Over half of Americans believe churches that publicly endorse candidates for public office should lose their tax exemption, a recent study shows.
According to LifeWay Research, the research arm of LifeWay Christian Resources of the Southern Baptist Convention, 38 percent of all surveyed Americans said they strongly agree with that statement and 14 percent said they somewhat agree. Meanwhile, 25 percent strongly disagree with churches losing their tax-exempt status and 17 percent somewhat disagree.
Results from the survey, conducted in June 2008 on more than 1,200 adults, were released days before pastors across the country are scheduled to preach from their pulpits this coming Sunday about the moral qualifications of candidates seeking political office.
"Pulpit Freedom Sunday" on Sept. 28 is part of the Alliance Defense Fund's Pulpit Initiative. The purpose of the initiative is not to get politics into the pulpit, the ADF insists, but to "get the government out of the pulpit."
"Churches can decide for themselves that they either do or don't want their pastors to speak about electoral candidates," the ADF, a legal alliance of Christian attorneys, said in a statement. "The point of the Pulpit Initiative is very simple: the IRS should not be the one making the decision by threatening to revoke a church's tax-exempt status."
Congress made it illegal in 1954 for tax-exempt groups to intervene in a political campaign. The ADF opposes the restriction, claiming that "pastors are muzzled for fear of investigation by the IRS" and are forced to choose between participating in political campaigns and accepting tax-deductible donations.
Dozens of clergy, however, are against ADF's efforts and some participated in their own initiative last Sunday, preaching on the value of the separation of church and state.
While Americans have overwhelmingly expressed their dislike of politics in the pulpit, according to LifeWay Research, a significant minority did not express a firm support for the government stripping churches of their tax exemption in the case of a political endorsement.
"Americans don't want churches in politics but they are not as certain they want the government in the churches," said Ed Stetzer, director of LifeWay Research.
Those who are older, not from the South, or married are more likely to agree with churches losing their tax-exempt status if they endorse candidates.

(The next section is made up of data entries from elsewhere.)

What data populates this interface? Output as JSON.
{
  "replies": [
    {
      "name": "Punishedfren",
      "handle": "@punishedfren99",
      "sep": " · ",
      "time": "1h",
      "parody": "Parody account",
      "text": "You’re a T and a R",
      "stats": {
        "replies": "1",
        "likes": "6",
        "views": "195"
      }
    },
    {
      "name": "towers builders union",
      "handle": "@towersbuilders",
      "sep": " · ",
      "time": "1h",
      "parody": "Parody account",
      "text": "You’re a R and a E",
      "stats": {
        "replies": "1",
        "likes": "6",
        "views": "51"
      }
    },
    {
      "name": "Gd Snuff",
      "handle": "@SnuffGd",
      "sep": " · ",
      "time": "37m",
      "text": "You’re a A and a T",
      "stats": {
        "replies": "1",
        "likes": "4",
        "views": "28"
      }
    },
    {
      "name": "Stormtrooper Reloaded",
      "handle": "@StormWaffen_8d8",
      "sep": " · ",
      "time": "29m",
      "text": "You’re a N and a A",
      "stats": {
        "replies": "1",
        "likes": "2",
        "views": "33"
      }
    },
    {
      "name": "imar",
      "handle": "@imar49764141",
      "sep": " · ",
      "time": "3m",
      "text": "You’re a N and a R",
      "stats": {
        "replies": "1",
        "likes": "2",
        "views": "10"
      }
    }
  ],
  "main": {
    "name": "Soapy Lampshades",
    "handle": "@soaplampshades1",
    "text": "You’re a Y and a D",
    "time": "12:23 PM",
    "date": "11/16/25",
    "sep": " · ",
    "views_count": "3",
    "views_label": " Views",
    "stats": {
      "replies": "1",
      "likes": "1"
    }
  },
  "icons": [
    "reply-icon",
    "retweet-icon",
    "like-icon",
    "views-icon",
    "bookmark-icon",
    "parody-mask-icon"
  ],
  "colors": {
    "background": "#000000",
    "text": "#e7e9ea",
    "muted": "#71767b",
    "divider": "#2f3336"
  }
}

Meanwhile, born-again, evangelical or fundamentalist Protestants (26 percent) are less likely than other Protestants (39 percent) to agree. The born-again believers (62 percent) are also less likely to disagree with churches campaigning for candidates for public office compared to Protestants who do not consider themselves born-again (74 percent).
Overall, most Americans (85 percent) do not believe it is appropriate for churches to use their resources to campaign for candidates for public office and 87 percent disagree with pastors publicly endorsing candidates for office during a church service.
Even when it comes to pastors endorsing candidates outside their church role, 44 percent of Americans disagree with that practice. Personal endorsements by pastors are okay for 54 percent of Americans.